EXERCISE INSTRUCTIONS: Find each line in the records below that contains the word "Protection", and copy it out.

══ RECORD EXCERPTS

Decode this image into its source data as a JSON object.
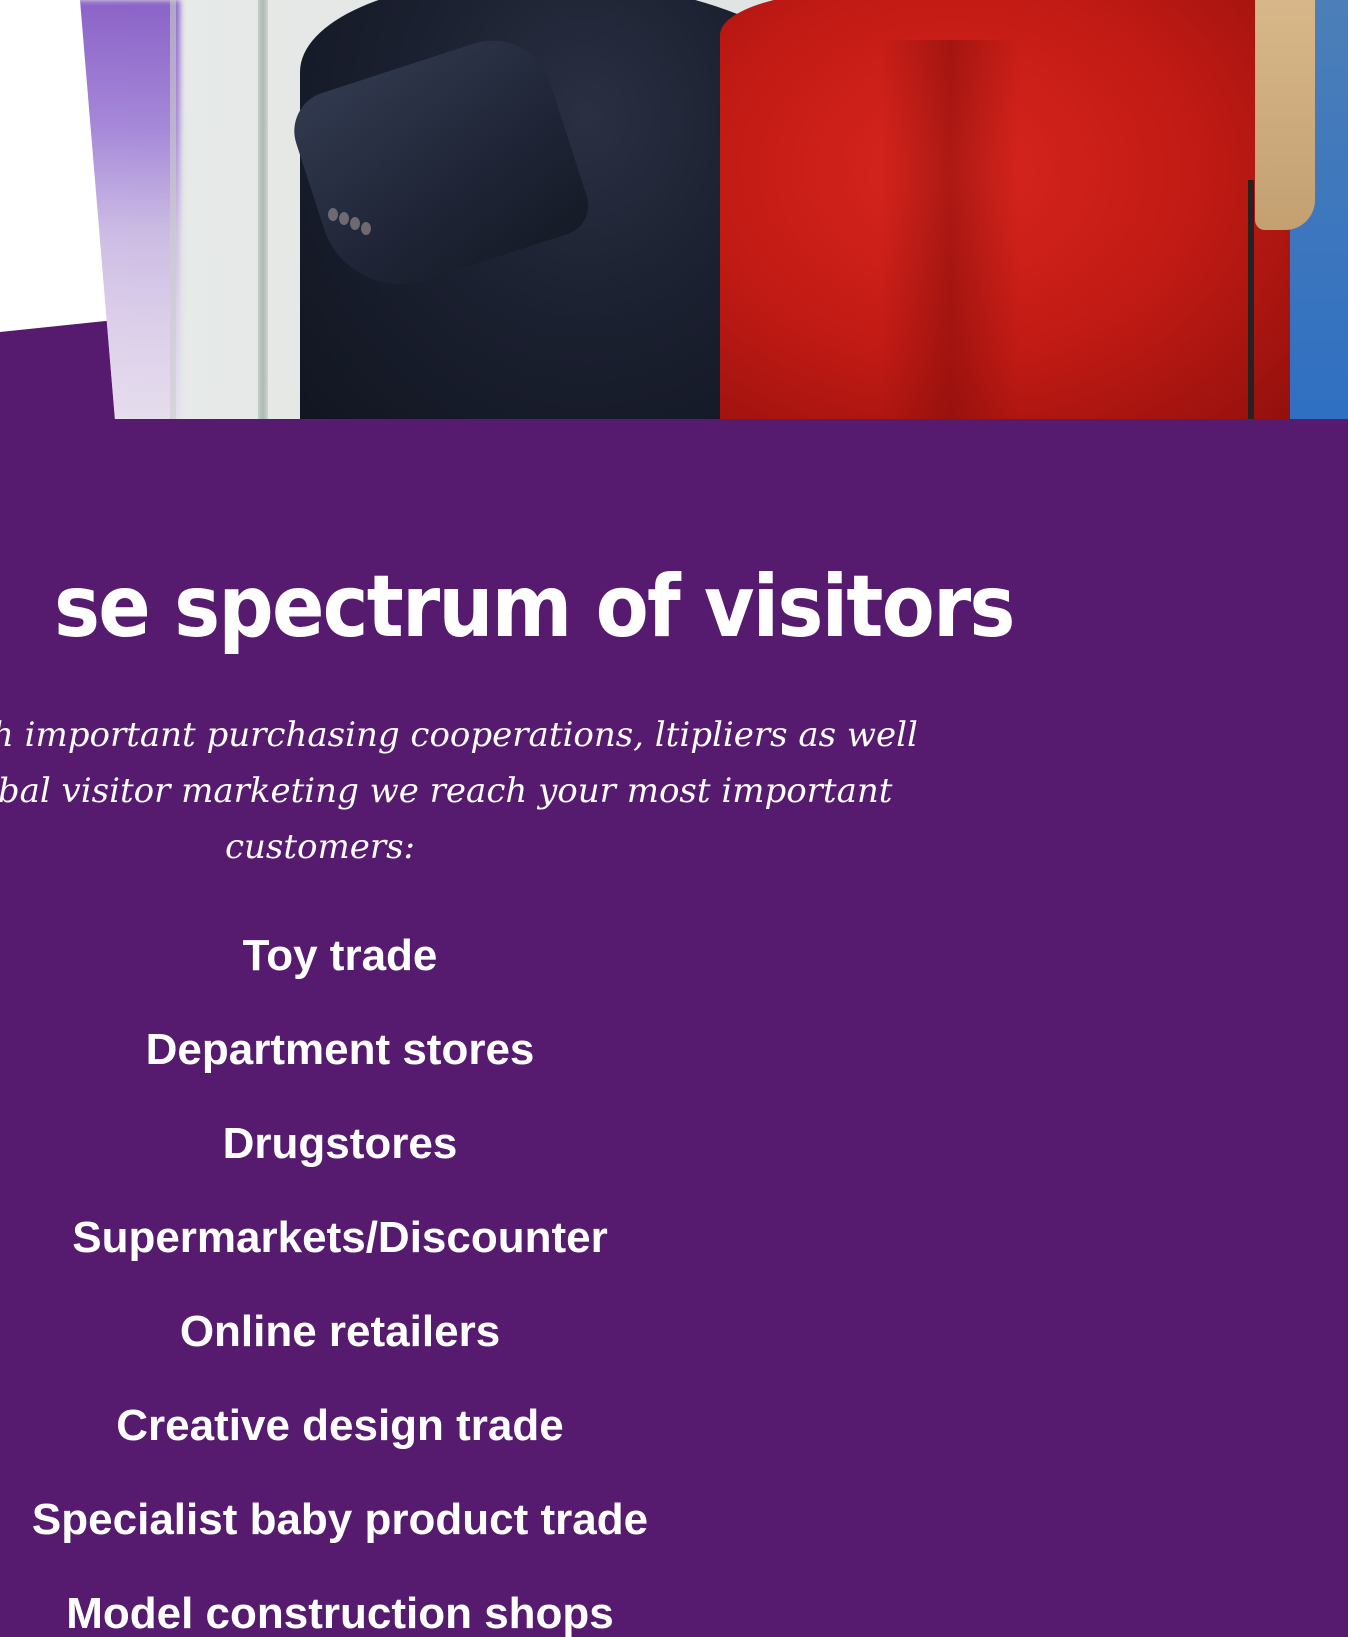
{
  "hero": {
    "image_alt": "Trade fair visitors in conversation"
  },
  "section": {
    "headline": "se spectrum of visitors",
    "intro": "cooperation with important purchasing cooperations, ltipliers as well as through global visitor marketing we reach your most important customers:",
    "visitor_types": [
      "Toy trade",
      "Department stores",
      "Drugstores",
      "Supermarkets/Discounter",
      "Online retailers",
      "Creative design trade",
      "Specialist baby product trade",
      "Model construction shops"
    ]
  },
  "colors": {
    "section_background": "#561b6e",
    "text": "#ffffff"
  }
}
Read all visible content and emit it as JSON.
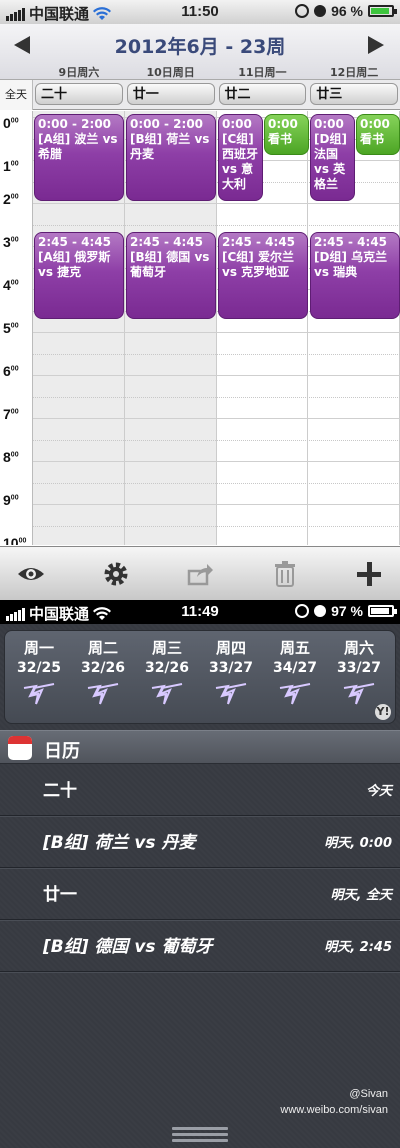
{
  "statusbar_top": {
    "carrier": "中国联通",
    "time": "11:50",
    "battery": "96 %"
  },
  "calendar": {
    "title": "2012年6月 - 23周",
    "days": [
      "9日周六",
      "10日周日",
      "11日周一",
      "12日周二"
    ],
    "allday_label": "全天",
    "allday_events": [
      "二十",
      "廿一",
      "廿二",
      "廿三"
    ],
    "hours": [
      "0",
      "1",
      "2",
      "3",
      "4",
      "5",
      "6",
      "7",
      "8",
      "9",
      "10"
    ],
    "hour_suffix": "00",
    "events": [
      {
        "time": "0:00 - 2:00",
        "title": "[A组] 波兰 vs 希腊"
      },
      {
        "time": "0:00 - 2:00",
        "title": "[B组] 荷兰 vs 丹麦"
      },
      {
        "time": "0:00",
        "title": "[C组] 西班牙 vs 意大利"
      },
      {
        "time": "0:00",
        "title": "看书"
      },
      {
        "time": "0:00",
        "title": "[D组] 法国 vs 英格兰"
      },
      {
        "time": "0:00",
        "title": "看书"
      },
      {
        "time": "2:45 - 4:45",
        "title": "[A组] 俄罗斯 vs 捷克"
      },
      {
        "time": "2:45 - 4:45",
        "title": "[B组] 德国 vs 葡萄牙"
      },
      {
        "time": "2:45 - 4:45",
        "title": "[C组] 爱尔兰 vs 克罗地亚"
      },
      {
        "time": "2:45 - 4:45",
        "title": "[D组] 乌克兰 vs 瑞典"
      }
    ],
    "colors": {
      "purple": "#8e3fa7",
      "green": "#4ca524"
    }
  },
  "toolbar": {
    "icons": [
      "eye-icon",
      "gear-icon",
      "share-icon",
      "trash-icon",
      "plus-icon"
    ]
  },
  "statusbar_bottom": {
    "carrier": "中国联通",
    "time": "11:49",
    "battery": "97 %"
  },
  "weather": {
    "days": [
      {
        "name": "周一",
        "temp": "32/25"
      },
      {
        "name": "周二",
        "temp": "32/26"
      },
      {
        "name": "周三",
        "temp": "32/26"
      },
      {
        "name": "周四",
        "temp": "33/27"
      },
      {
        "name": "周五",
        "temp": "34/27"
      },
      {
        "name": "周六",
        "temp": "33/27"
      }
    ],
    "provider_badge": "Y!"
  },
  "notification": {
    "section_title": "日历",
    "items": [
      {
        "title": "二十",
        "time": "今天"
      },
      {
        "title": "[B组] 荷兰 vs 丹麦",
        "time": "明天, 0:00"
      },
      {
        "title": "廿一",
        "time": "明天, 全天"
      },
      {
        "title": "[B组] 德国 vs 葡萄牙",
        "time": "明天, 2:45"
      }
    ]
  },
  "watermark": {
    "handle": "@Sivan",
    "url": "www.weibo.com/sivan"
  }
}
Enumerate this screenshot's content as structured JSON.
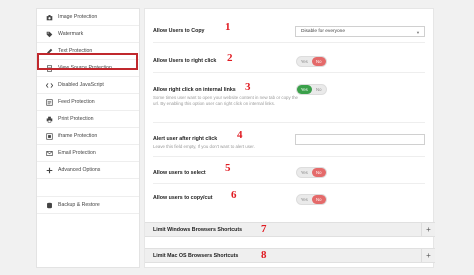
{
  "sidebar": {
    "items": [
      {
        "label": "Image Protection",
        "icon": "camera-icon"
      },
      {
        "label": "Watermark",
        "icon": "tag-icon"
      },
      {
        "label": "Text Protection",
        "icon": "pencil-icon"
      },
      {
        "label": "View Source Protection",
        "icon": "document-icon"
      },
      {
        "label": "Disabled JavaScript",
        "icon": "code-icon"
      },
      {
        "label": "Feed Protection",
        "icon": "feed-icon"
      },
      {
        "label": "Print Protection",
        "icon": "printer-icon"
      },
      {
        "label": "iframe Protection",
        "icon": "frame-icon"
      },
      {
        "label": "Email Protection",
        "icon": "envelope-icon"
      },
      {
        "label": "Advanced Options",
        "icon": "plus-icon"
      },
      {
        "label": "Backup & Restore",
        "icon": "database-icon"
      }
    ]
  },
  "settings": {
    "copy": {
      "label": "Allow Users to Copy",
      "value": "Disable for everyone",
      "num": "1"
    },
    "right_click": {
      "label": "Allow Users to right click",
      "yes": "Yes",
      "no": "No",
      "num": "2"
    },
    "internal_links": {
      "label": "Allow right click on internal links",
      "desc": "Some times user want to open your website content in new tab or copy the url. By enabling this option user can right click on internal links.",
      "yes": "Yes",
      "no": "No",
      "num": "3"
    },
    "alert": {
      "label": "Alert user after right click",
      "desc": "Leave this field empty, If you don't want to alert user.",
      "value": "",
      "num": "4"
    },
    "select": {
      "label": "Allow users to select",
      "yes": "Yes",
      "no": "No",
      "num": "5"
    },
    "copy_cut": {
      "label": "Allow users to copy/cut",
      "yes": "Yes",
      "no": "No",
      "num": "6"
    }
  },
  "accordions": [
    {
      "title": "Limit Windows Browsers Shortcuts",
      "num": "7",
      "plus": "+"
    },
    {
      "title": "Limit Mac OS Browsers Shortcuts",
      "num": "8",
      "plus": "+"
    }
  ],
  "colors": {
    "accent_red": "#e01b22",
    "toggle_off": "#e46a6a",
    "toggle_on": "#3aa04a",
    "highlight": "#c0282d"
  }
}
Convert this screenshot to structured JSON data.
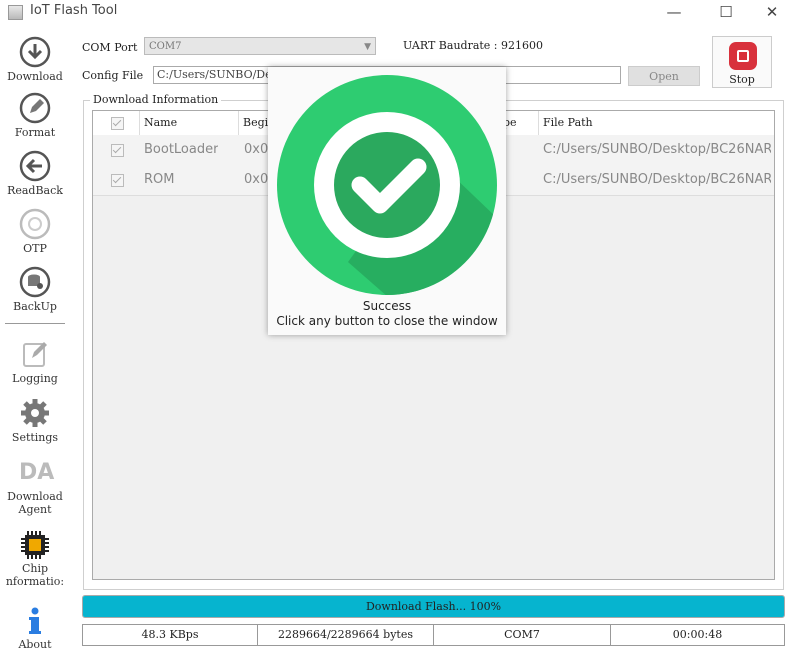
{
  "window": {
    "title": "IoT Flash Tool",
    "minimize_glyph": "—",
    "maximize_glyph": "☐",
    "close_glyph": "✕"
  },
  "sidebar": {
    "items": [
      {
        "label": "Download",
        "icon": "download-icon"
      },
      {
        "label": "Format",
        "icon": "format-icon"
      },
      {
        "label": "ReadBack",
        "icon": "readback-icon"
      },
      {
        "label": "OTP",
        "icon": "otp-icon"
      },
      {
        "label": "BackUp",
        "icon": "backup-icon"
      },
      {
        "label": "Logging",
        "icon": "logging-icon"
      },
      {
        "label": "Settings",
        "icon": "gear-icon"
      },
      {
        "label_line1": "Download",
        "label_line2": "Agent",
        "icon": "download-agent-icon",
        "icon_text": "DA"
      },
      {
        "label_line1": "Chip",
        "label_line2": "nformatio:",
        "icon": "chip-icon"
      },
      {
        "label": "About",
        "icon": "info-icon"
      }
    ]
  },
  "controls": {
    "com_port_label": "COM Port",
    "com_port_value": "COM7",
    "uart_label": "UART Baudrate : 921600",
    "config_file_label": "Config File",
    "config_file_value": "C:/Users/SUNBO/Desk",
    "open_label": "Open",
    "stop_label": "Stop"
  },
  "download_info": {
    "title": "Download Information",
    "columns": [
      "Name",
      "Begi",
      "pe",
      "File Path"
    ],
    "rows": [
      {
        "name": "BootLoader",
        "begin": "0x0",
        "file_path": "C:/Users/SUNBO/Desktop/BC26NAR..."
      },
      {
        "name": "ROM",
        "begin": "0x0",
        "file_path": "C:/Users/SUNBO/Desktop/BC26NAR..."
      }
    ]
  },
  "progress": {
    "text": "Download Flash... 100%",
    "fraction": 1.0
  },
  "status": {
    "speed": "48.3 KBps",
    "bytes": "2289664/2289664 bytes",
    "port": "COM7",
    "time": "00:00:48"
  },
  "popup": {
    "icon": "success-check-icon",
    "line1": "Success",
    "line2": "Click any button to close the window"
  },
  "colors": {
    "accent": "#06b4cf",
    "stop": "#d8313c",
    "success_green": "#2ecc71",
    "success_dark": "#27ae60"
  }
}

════

ANSWER SPACE:
        "label": "Image Protection",
        "label": "Text Protection",
        "label": "View Source Protection",
        "label": "Feed Protection",
        "label": "Print Protection",
        "label": "iframe Protection",
        "label": "Email Protection",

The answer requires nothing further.